▸ WORK ITEM
Wherever a line of the records contains "JSON", copy that line.

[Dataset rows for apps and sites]
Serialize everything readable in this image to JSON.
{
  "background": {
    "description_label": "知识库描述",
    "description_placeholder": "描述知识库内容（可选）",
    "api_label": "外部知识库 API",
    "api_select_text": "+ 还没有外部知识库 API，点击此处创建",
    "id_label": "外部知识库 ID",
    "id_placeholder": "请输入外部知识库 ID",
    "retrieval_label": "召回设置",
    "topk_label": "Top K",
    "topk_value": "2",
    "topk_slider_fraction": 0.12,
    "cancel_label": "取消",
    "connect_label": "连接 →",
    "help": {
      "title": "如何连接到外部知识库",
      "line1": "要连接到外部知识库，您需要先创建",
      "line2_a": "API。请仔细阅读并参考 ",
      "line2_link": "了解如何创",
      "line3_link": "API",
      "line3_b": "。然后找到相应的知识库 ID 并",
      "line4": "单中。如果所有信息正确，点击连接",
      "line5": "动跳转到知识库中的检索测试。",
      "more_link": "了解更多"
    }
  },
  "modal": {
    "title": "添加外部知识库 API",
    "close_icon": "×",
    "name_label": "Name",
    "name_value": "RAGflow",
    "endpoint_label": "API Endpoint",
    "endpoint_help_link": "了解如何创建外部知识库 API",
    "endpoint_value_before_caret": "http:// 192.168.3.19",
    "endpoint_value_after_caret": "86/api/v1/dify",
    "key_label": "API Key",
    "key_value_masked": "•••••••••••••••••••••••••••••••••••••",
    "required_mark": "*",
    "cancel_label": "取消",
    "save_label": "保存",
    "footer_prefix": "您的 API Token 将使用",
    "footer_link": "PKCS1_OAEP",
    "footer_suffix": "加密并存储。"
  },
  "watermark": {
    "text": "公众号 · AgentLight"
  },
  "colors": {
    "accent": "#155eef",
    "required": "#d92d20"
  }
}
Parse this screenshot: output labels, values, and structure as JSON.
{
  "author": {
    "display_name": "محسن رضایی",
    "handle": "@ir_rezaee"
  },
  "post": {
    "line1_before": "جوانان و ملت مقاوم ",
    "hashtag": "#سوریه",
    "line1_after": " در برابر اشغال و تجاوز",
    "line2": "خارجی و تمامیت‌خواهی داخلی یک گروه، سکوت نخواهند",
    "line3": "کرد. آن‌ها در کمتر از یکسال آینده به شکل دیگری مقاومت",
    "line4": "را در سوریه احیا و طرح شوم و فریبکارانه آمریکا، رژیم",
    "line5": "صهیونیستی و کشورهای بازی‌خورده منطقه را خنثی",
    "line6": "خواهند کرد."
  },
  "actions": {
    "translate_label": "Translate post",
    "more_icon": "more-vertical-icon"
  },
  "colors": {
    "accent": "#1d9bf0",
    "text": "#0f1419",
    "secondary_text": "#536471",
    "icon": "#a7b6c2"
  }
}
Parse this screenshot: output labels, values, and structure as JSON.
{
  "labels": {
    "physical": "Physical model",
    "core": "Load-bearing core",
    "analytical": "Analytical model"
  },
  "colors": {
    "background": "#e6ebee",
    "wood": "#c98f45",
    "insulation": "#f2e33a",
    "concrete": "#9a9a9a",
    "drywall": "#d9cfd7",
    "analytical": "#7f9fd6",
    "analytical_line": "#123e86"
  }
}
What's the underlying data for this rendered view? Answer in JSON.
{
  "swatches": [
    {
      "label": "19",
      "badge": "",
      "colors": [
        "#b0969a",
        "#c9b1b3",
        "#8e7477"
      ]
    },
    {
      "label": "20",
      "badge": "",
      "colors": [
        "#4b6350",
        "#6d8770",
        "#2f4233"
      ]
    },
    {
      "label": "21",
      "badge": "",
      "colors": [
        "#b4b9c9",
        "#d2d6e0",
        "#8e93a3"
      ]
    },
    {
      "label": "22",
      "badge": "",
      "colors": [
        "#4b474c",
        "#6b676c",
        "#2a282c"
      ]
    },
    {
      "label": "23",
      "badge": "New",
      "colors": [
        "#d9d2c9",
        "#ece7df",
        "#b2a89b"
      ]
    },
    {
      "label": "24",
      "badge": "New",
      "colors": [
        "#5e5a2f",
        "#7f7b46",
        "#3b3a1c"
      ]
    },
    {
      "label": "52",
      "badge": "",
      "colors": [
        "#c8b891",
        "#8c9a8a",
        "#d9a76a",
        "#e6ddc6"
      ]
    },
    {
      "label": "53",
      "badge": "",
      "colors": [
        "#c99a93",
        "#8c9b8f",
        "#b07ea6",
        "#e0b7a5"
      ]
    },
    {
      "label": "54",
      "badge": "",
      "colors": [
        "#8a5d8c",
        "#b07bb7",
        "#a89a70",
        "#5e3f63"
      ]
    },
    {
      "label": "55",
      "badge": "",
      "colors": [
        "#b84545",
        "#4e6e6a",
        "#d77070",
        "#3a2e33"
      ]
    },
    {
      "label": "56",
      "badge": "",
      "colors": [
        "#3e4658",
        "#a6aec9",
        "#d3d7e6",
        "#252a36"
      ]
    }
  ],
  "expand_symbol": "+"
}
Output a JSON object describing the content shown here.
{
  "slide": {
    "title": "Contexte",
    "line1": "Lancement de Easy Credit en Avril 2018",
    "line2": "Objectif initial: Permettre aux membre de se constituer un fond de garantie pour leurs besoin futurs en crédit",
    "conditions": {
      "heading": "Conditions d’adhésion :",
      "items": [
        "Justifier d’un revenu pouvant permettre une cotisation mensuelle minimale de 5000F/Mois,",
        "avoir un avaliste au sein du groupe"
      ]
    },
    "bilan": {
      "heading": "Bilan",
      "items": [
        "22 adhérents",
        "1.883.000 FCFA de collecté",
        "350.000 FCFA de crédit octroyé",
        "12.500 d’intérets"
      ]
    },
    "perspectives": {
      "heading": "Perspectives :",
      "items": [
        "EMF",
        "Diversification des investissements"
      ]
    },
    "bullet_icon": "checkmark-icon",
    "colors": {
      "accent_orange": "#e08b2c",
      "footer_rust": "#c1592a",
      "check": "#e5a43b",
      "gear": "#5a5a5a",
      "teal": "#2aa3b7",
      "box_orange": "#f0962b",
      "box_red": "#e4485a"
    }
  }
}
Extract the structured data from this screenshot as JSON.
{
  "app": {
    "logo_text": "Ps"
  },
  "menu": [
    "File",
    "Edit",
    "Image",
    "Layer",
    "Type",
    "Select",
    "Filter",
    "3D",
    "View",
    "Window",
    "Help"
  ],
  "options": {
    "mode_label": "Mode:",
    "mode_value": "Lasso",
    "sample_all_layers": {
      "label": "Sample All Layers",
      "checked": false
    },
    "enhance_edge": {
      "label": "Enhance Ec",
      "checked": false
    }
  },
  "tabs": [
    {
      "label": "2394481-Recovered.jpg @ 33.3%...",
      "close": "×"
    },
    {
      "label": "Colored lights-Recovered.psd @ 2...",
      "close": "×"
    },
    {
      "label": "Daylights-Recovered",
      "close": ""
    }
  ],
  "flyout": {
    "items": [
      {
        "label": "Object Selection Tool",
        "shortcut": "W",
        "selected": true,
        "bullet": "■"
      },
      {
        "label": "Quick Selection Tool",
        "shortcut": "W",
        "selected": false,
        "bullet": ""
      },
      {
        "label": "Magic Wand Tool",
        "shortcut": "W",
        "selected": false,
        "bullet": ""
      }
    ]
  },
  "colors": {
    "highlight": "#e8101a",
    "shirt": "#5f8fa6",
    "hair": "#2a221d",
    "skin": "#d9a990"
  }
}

▸ ANSWER SECTION
Serialize everything readable in this image to JSON.
Parse this screenshot: output labels, values, and structure as JSON.
Parse this screenshot: output labels, values, and structure as JSON.
What's the underlying data for this rendered view? Answer in JSON.
Output a JSON object describing the content shown here.
Extract the structured data from this screenshot as JSON.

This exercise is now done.